Title In A Xerostomic Patient, Fluoride-Releasing Restorative Materials Are More Successful At Preventing Future Secondary Caries Than Amalgam, Unless The Patient Has Good Oral Hygiene That Includes Daily Fluoride Gel Application, Making Both Fluoride-Releasing and Non-Fluoride-Releasing Materials Comparable
Clinical Question In a patient with high caries risk and a buccal surface caries lesion, would a resin-modified glass ionomer restoration be more successful than an amalgam restoration in relation to future secondary caries?
Clinical Bottom Line In a xerostomic patient, fluoride- releasing restorative materials are more successful at preventing future secondary caries than amalgam restorative materials, unless the patient has good oral hygiene that includes daily fluoride gel application, making both fluoride-releasing and non-fluoride-releasing materials comparable. This is supported by a randomized controlled clinical trial including 9 patients and 111 restorations, demonstrating the success of both fluoride-releasing and non-fluoride-releasing materials among the patients who used daily fluoride gel.
Best Evidence  
PubMed ID Author / Year Patient Group Study type
(level of evidence)
12636121Haveman/2004111 restorations in 9 xerostomic patients Randomized Controlled Trial

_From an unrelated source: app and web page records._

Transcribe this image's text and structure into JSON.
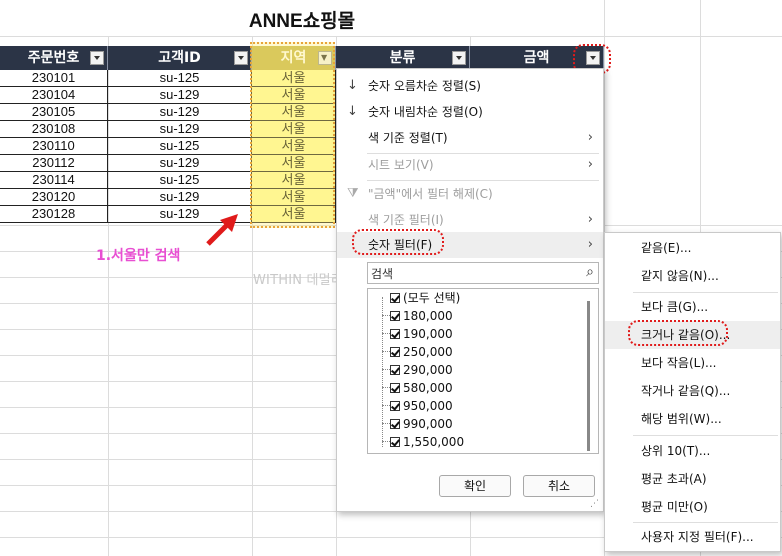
{
  "title": "ANNE쇼핑몰",
  "columns": [
    "주문번호",
    "고객ID",
    "지역",
    "분류",
    "금액"
  ],
  "rows": [
    [
      "230101",
      "su-125",
      "서울"
    ],
    [
      "230104",
      "su-129",
      "서울"
    ],
    [
      "230105",
      "su-129",
      "서울"
    ],
    [
      "230108",
      "su-129",
      "서울"
    ],
    [
      "230110",
      "su-125",
      "서울"
    ],
    [
      "230112",
      "su-129",
      "서울"
    ],
    [
      "230114",
      "su-125",
      "서울"
    ],
    [
      "230120",
      "su-129",
      "서울"
    ],
    [
      "230128",
      "su-129",
      "서울"
    ]
  ],
  "annotation": "1.서울만 검색",
  "watermark": "WITHIN 데멀리 엑셀이 날아오르자 ©anne",
  "menu": {
    "sort_asc": "숫자 오름차순 정렬(S)",
    "sort_desc": "숫자 내림차순 정렬(O)",
    "sort_by_color": "색 기준 정렬(T)",
    "sheet_view": "시트 보기(V)",
    "clear_filter": "\"금액\"에서 필터 해제(C)",
    "filter_by_color": "색 기준 필터(I)",
    "number_filter": "숫자 필터(F)",
    "search_placeholder": "검색",
    "list_items": [
      "(모두 선택)",
      "180,000",
      "190,000",
      "250,000",
      "290,000",
      "580,000",
      "950,000",
      "990,000",
      "1,550,000"
    ],
    "ok": "확인",
    "cancel": "취소"
  },
  "submenu": {
    "items": [
      "같음(E)...",
      "같지 않음(N)...",
      "보다 큼(G)...",
      "크거나 같음(O)...",
      "보다 작음(L)...",
      "작거나 같음(Q)...",
      "해당 범위(W)...",
      "상위 10(T)...",
      "평균 초과(A)",
      "평균 미만(O)",
      "사용자 지정 필터(F)..."
    ]
  },
  "colors": {
    "header_bg": "#2b3446",
    "region_header_bg": "#c7b64d",
    "region_cell_bg": "#fffa9e",
    "annotation": "#e84fd2",
    "highlight_red": "#e01b1b"
  }
}
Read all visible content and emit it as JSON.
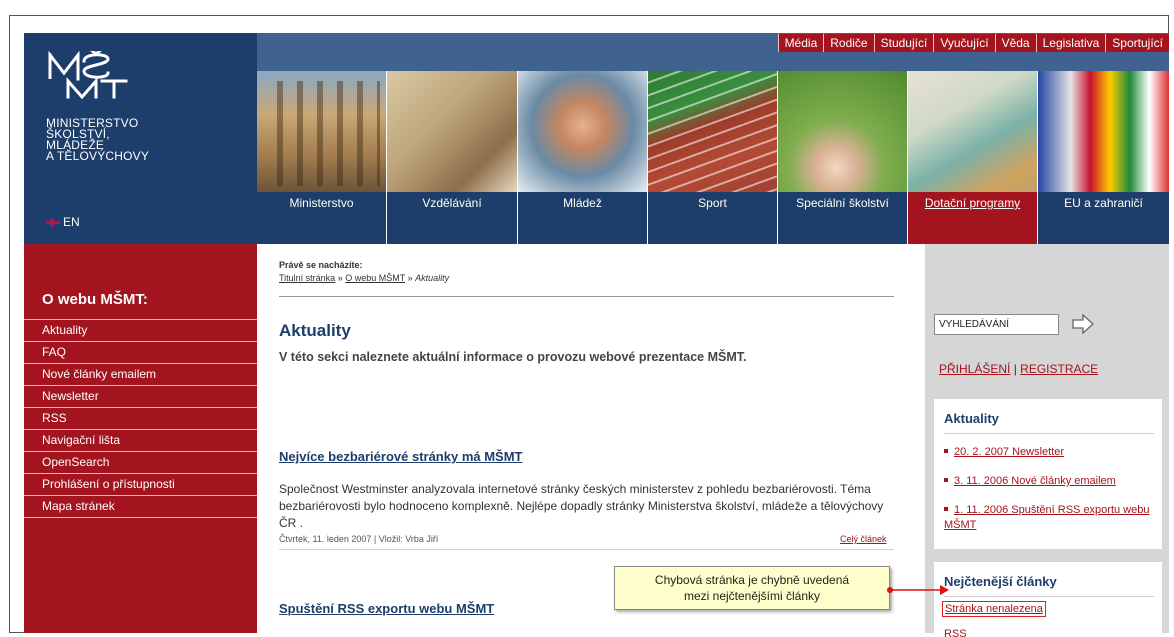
{
  "brand": {
    "name_lines": [
      "MINISTERSTVO",
      "ŠKOLSTVÍ,",
      "MLÁDEŽE",
      "A TĚLOVÝCHOVY"
    ],
    "logo_icon": "msmt-logo-icon",
    "lang_label": "EN",
    "lang_icon": "uk-flag-icon"
  },
  "toplinks": [
    "Média",
    "Rodiče",
    "Studující",
    "Vyučující",
    "Věda",
    "Legislativa",
    "Sportující"
  ],
  "mainnav": [
    {
      "label": "Ministerstvo",
      "active": false
    },
    {
      "label": "Vzdělávání",
      "active": false
    },
    {
      "label": "Mládež",
      "active": false
    },
    {
      "label": "Sport",
      "active": false
    },
    {
      "label": "Speciální školství",
      "active": false
    },
    {
      "label": "Dotační programy",
      "active": true
    },
    {
      "label": "EU a zahraničí",
      "active": false
    }
  ],
  "leftmenu": {
    "title": "O webu MŠMT:",
    "items": [
      "Aktuality",
      "FAQ",
      "Nové články emailem",
      "Newsletter",
      "RSS",
      "Navigační lišta",
      "OpenSearch",
      "Prohlášení o přístupnosti",
      "Mapa stránek"
    ]
  },
  "content": {
    "you_are_here": "Právě se nacházíte:",
    "breadcrumb": {
      "home": "Titulní stránka",
      "sep": " » ",
      "parent": "O webu MŠMT",
      "current": "Aktuality"
    },
    "title": "Aktuality",
    "intro": "V této sekci naleznete aktuální informace o provozu webové prezentace MŠMT.",
    "article1": {
      "title": "Nejvíce bezbariérové stránky má MŠMT",
      "body": "Společnost Westminster analyzovala internetové stránky českých ministerstev z pohledu bezbariérovosti. Téma bezbariérovosti bylo hodnoceno komplexně. Nejlépe dopadly stránky Ministerstva školství, mládeže a tělovýchovy ČR .",
      "meta": "Čtvrtek, 11. leden 2007 | Vložil: Vrba Jiří",
      "more": "Celý článek"
    },
    "article2": {
      "title": "Spuštění RSS exportu webu MŠMT"
    }
  },
  "right": {
    "search_value": "VYHLEDÁVÁNÍ",
    "search_go_icon": "arrow-right-icon",
    "login": "PŘIHLÁŠENÍ",
    "auth_sep": " | ",
    "register": "REGISTRACE",
    "news_title": "Aktuality",
    "news": [
      "20. 2. 2007 Newsletter",
      "3. 11. 2006 Nové články emailem",
      "1. 11. 2006 Spuštění RSS exportu webu MŠMT"
    ],
    "most_read_title": "Nejčtenější články",
    "most_read": [
      "Stránka nenalezena",
      "RSS"
    ]
  },
  "callout": {
    "line1": "Chybová stránka je chybně uvedená",
    "line2": "mezi nejčtenějšími články"
  },
  "colors": {
    "navy": "#1d3d6a",
    "crimson": "#a3141e",
    "sidebar_gray": "#d6d6d6",
    "callout_bg": "#ffffcc"
  }
}
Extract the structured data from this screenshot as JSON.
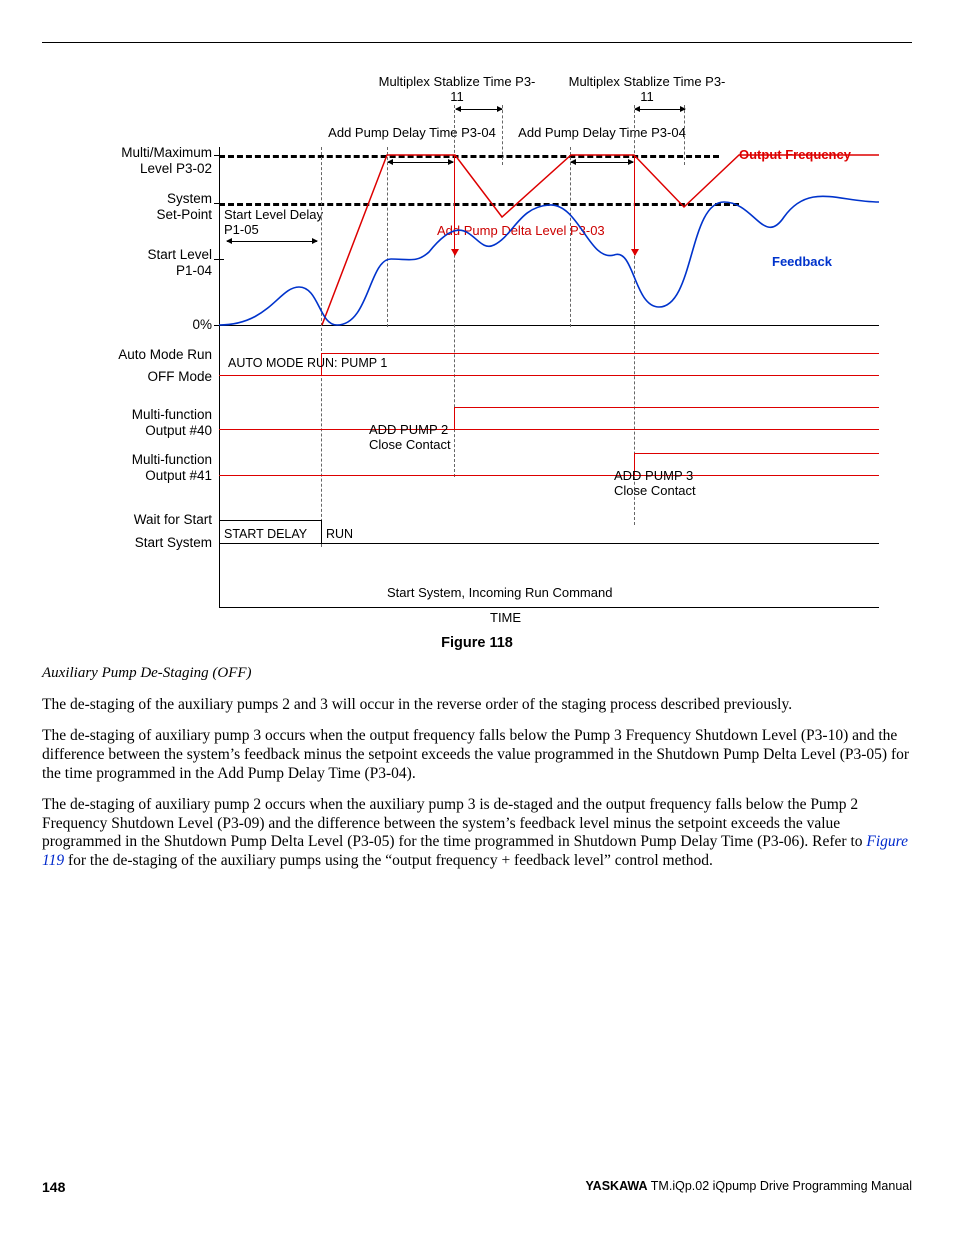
{
  "page_number": "148",
  "footer": {
    "brand": "YASKAWA",
    "pub": "TM.iQp.02 iQpump Drive Programming Manual"
  },
  "figure": {
    "caption": "Figure 118",
    "xaxis": "TIME",
    "start_cmd": "Start System, Incoming Run Command",
    "ylabels": {
      "mm": "Multi/Maximum\nLevel P3-02",
      "sp": "System\nSet-Point",
      "sl": "Start Level\nP1-04",
      "zero": "0%",
      "amr": "Auto Mode Run",
      "off": "OFF Mode",
      "mf40": "Multi-function\nOutput #40",
      "mf41": "Multi-function\nOutput #41",
      "wfs": "Wait for Start",
      "ss": "Start System"
    },
    "labels": {
      "mst": "Multiplex Stablize Time\nP3-11",
      "apdt": "Add Pump Delay Time\nP3-04",
      "apdl": "Add Pump Delta Level P3-03",
      "outf": "Output Frequency",
      "fb": "Feedback",
      "sld": "Start Level Delay\nP1-05",
      "amrp1": "AUTO MODE RUN: PUMP 1",
      "ap2": "ADD PUMP 2\nClose Contact",
      "ap3": "ADD PUMP 3\nClose Contact",
      "sd": "START DELAY",
      "run": "RUN"
    }
  },
  "text": {
    "subheading": "Auxiliary Pump De-Staging (OFF)",
    "p1": "The de-staging of the auxiliary pumps 2 and 3 will occur in the reverse order of the staging process described previously.",
    "p2": "The de-staging of auxiliary pump 3 occurs when the output frequency falls below the Pump 3 Frequency Shutdown Level (P3-10) and the difference between the system’s feedback minus the setpoint exceeds the value programmed in the Shutdown Pump Delta Level (P3-05) for the time programmed in the Add Pump Delay Time (P3-04).",
    "p3_a": "The de-staging of auxiliary pump 2 occurs when the auxiliary pump 3 is de-staged and the output frequency falls below the Pump 2 Frequency Shutdown Level (P3-09) and the difference between the system’s feedback level minus the setpoint exceeds the value programmed in the Shutdown Pump Delta Level (P3-05) for the time programmed in Shutdown Pump Delay Time (P3-06). Refer to ",
    "p3_link": "Figure 119",
    "p3_b": " for the de-staging of the auxiliary pumps using the “output frequency + feedback level” control method."
  }
}
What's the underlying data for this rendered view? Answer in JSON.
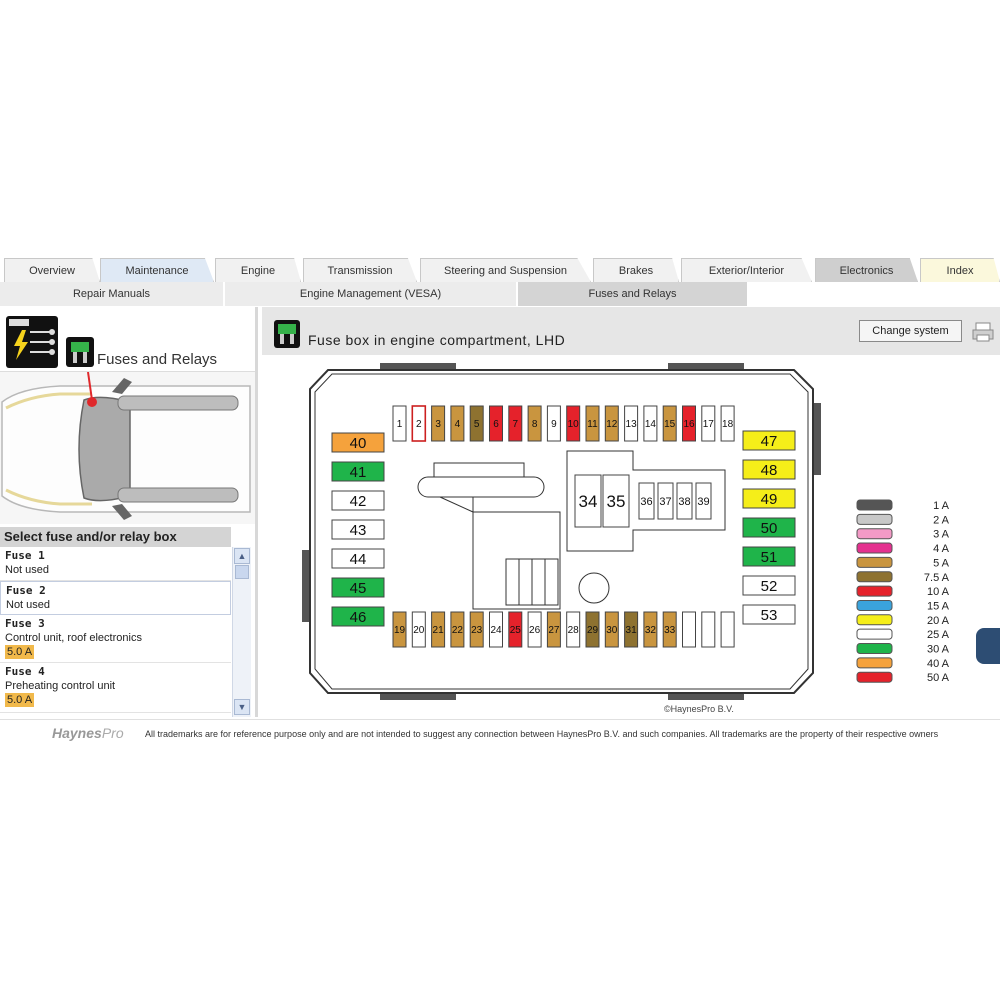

Key resultsThe study tested the effectiveness of 3 different restorative materials: two fluoride releasing materials (Ketac-Fil Plus Aplicap and Vitremer Core Buildup/ Restoration) and Tytin amalgam. Other than the placement of amalgam restorations only in posterior teeth, the restoration material was decided based on a coin flip. The patients were all given at-home oral hygiene instructions along with topical fluoride gel to apply every day, and were later assessed for compliance. After the trial was completed, the researchers “divided the patients into two groups: fluoride users (that is, those who were compliant at least 50 percent of the time) and fluoride nonusers (that is, those who were compliant less than 50 percent of the time).” The researchers assessed the restorations to detect caries on the cavosurface margins (CSM). Among the groups, 85% of those restored with Ketac-Fil, 88% of those restored with Vitremer, and 56% of those restored with Tytin amalgam had no recurrent caries. When looking at the compliance of daily fluoride gel use, the results showed that “none of the patients who complied with the daily use of fluoride gel had restorations with caries at the CSM”. Of the three patients with caries at the cavosurface margins, who were also fluoride nonusers, the researchers compared the occurrence of caries on the CSM in the three different restorative materials: 36% with Ketac- Fil, 27 % with Vitremer restorations, and 68 % with Tytin amalgam restorations. Among the fluoride nonusers, the researchers performed a two-year analysis to determine if there was a significant difference among the occurrence of caries at the CSM of the different restorative materials. They found a lower rate of caries at the CSM on glass ionomer restorations than in restorations with amalgam (p < .05). In one patient, the researchers also found that although there were no recurrent caries lesions noted, 86% of the glass ionomer restorations “exhibited surfaces that rapidly became severely eroded and partially dissolved”, which required replacement between six months and 2 years. They also noted that, among the three restorative materials used, the marginal integrity and anatomy of the restorations did not demonstrate any significant difference after two years.
Evidence Search ("dental caries"[MeSH Terms] OR ("dental"[All Fields] AND "caries"[All Fields]) OR "dental caries"[All Fields]) AND restorative[All Fields] AND clinical[All Fields] AND comparison[All Fields]
Comments on
The Evidence
Validity: Although this RCT used a small number of patients (9), they placed 111 restorations and were able to evaluate 86% of these at the two-year recall. Perspective: Based on this randomized control trial, daily fluoride use can make a significant difference in the long-term clinical success of a restoration with respect to the occurrence of recurrent caries on the cavosurface margins.
Applicability This study demonstrated that in xerostomic patients, those that are therefore at a higher risk for developing caries, a fluoride-releasing restoration may be indicated. However, if the patient complies with a daily at-home fluoride application routine, either a fluoride-releasing restoration or a non-fluoride releasing material, like amalgam, will perform well in regard to resisting recurrent caries.
Specialty (General Dentistry)
Keywords Cavosurface margin caries, restoration, fluoride gel, oral hygiene
ID# 3032
Date of submission 03/22/2016
E-mail keatona@livemail.uthscsa.edu
Author Alexis Keaton
Co-author(s) e-mail
Faculty mentor James Summitt, DDS, MS
Faculty mentor e-mail Summitt@uthscsa.edu
Basic Science Rationale
(Mechanisms that may account for and/or explain the clinical question, i.e. is the answer to the clinical question consistent with basic biological, physical and/or behavioral science principles, laws and research?)
None available
Comments and Evidence-Based Updates on the CAT
None available